So you believe the A350's sales momentum would be so great that Y3 would be unable to make up being late to market?

Quoting Slz396 (Reply 42):
I think you will find the EIS unchanged; in fact an Airbus spokesman has just said the switch to composite frames already happened some time ago, was communicated to the (potential) customers and is a non-issue really and that EIS remains unchanged.

I do recall Airbus commenting that they were considering going to "black aluminum" (a.k.a. CFRP) frames during the initial discussions of the A350XWB, but had decided instead to pursue conventional Al frames. But if they have indeed been performing a parallel development program with CFRP frames, then yes, it should not impact EIS much, if at all.
 
zvezda
Posts: 8886
Joined: Sat Aug 28, 2004 8:48 pm

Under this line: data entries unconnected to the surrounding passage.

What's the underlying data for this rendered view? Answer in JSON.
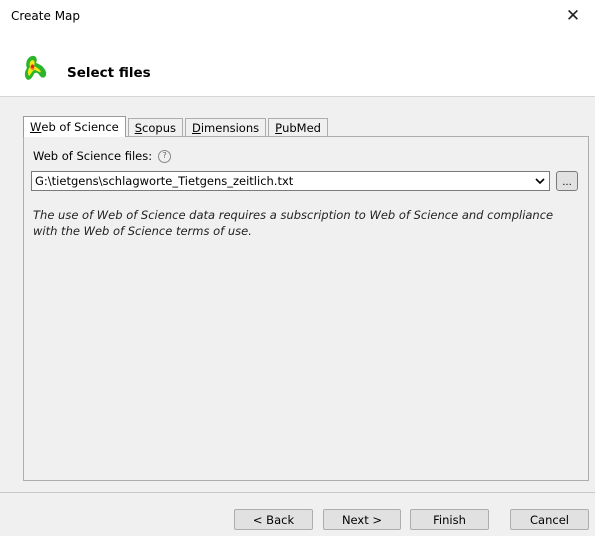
{
  "window": {
    "title": "Create Map",
    "close_glyph": "✕"
  },
  "header": {
    "title": "Select files",
    "icon": "heatmap-map-icon"
  },
  "tabs": [
    {
      "accel": "W",
      "rest": "eb of Science"
    },
    {
      "accel": "S",
      "rest": "copus"
    },
    {
      "accel": "D",
      "rest": "imensions"
    },
    {
      "accel": "P",
      "rest": "ubMed"
    }
  ],
  "panel": {
    "field_label": "Web of Science files:",
    "help_glyph": "?",
    "file_path": "G:\\tietgens\\schlagworte_Tietgens_zeitlich.txt",
    "browse_label": "...",
    "notice": "The use of Web of Science data requires a subscription to Web of Science and compliance with the Web of Science terms of use."
  },
  "buttons": {
    "back": "< Back",
    "next": "Next >",
    "finish": "Finish",
    "cancel": "Cancel"
  }
}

RE: WSJ: Airbus Switches To Composite Frames

Sun Sep 16, 2007 12:11 am

Let's not get carried away here. The A350 has the potential to be a better airliner than the 787, but it will be years before than becomes clear either way -- just as it took years after the 777 was flying before it became clear that it was better than the A340.

One possible explanation for the preponderance of 787-8 orders over 787-9 orders is that airlines are taking a wait-and-see approach in the larger sizes where the A350 will compete. Another possible explanation is that smaller airliners generally sell in higher numbers than larger airliners and that the 787-8 hits some sort of "sweet-spot." Yet another possible reason is the fact that the 787-8 was available two years earlier than the 787-9. Most likely, it is a combination of these reasons. Regardless, it seems five to ten years too early to make definitive pronouncements about which aircraft is superior.
 
Glareskin
Posts: 1014
Joined: Fri Jun 03, 2005 9:35 pm

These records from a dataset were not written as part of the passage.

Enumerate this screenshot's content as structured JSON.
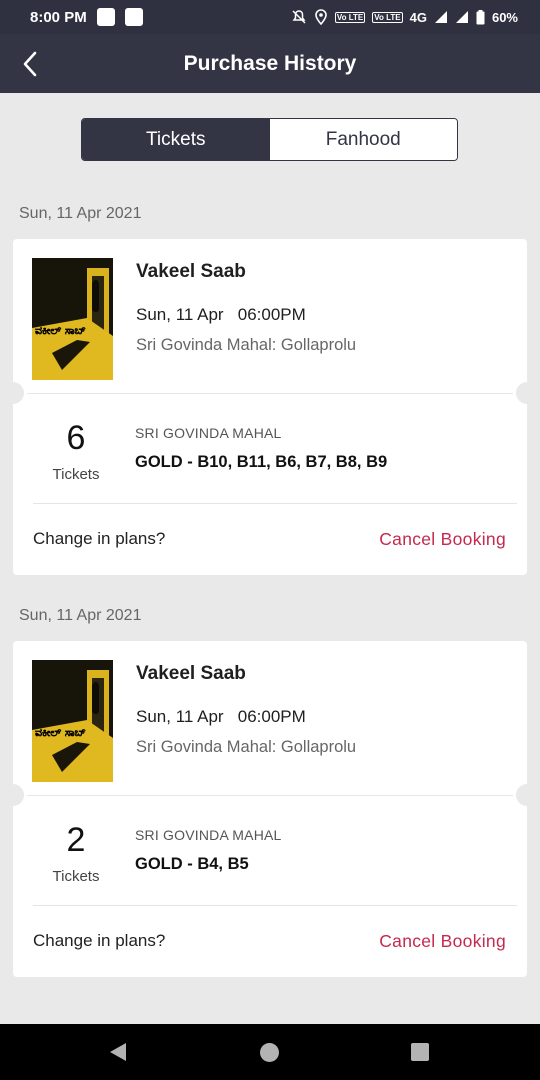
{
  "status_bar": {
    "time": "8:00 PM",
    "network": "4G",
    "battery": "60%"
  },
  "header": {
    "title": "Purchase History"
  },
  "tabs": [
    {
      "label": "Tickets",
      "active": true
    },
    {
      "label": "Fanhood",
      "active": false
    }
  ],
  "bookings": [
    {
      "date_header": "Sun, 11 Apr 2021",
      "movie": "Vakeel Saab",
      "show_date": "Sun, 11 Apr",
      "show_time": "06:00PM",
      "venue": "Sri Govinda Mahal: Gollaprolu",
      "ticket_count": "6",
      "tickets_label": "Tickets",
      "theatre": "SRI GOVINDA MAHAL",
      "seats": "GOLD - B10, B11, B6, B7, B8, B9",
      "change_plans": "Change in plans?",
      "cancel_label": "Cancel Booking"
    },
    {
      "date_header": "Sun, 11 Apr 2021",
      "movie": "Vakeel Saab",
      "show_date": "Sun, 11 Apr",
      "show_time": "06:00PM",
      "venue": "Sri Govinda Mahal: Gollaprolu",
      "ticket_count": "2",
      "tickets_label": "Tickets",
      "theatre": "SRI GOVINDA MAHAL",
      "seats": "GOLD - B4, B5",
      "change_plans": "Change in plans?",
      "cancel_label": "Cancel Booking"
    }
  ],
  "colors": {
    "header_bg": "#333545",
    "accent_cancel": "#c4294f",
    "page_bg": "#e9e9e9"
  }
}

RE: WSJ: Airbus Switches To Composite Frames

Sun Sep 16, 2007 12:12 am

Apple is going from Plastic to metal for the iPod's. Boeing and Airbus going in the opposite direction. Seriously though, this whole composite thing for the 787 leads to what, 4% extra weight savings. There was this nice pie diagram on a.net. And this new frames thing will lead to...... 1% extra! Feels like Dr. Evil with his pink to his mouth. Isn't it easier to find extra efficiency with other improvements?
There's still a long way to go before all the alliances deserve a star...
 
astuteman
Posts: 7113
Joined: Mon Jan 24, 2005 7:50 pm

RE: WSJ: Airbus Switches To Composite Frames

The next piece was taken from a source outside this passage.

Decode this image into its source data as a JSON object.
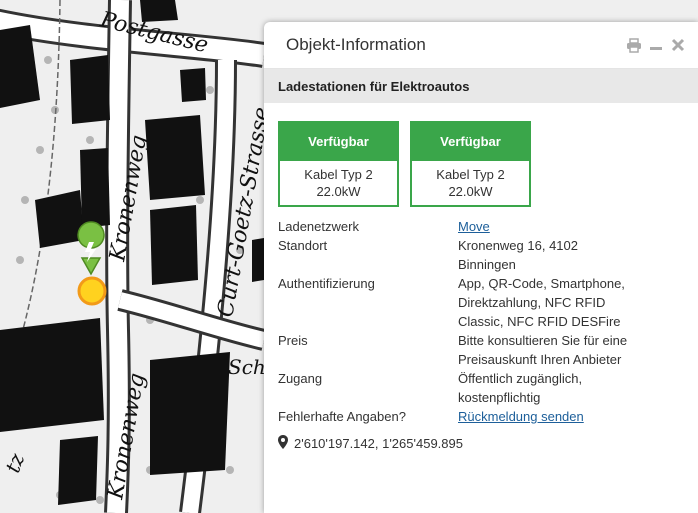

Sun Sep 16, 2007 12:19 am

Quoting Stitch (Reply 37):
I expect the A350 EIS will be pushed back 12-18 months with this switch

There's no way that switching to CFRP frames will impact an EIS 6 years away.

Barrels might be a different matter

Regards

Popular Searches On Airliners.net

Top Photos of Last:   24 Hours  •  48 Hours  •  7 Days  •  30 Days  •  180 Days  •  365 Days  •  All Time

Military Aircraft Every type from fighters to helicopters from air forces around the globe

Classic Airliners Props and jets from the good old days

Flight Decks Views from inside the cockpit

Aircraft Cabins Passenger cabin shots showing seat arrangements as well as cargo aircraft interior

Cargo Aircraft Pictures of great freighter aircraft

Government Aircraft Aircraft flying government officials

Helicopters Our large helicopter section. Both military and civil versions

Blimps / Airships Everything from the Goodyear blimp to the Zeppelin

Night Photos Beautiful shots taken while the sun is below the horizon

Accidents Accident, incident and crash related photos

Air to Air Photos taken by airborne photographers of airborne aircraft

Special Paint Schemes Aircraft painted in beautiful and original liveries

Airport Overviews Airport overviews from the air or ground

Tails and Winglets Tail and Winglet closeups with beautiful airline logos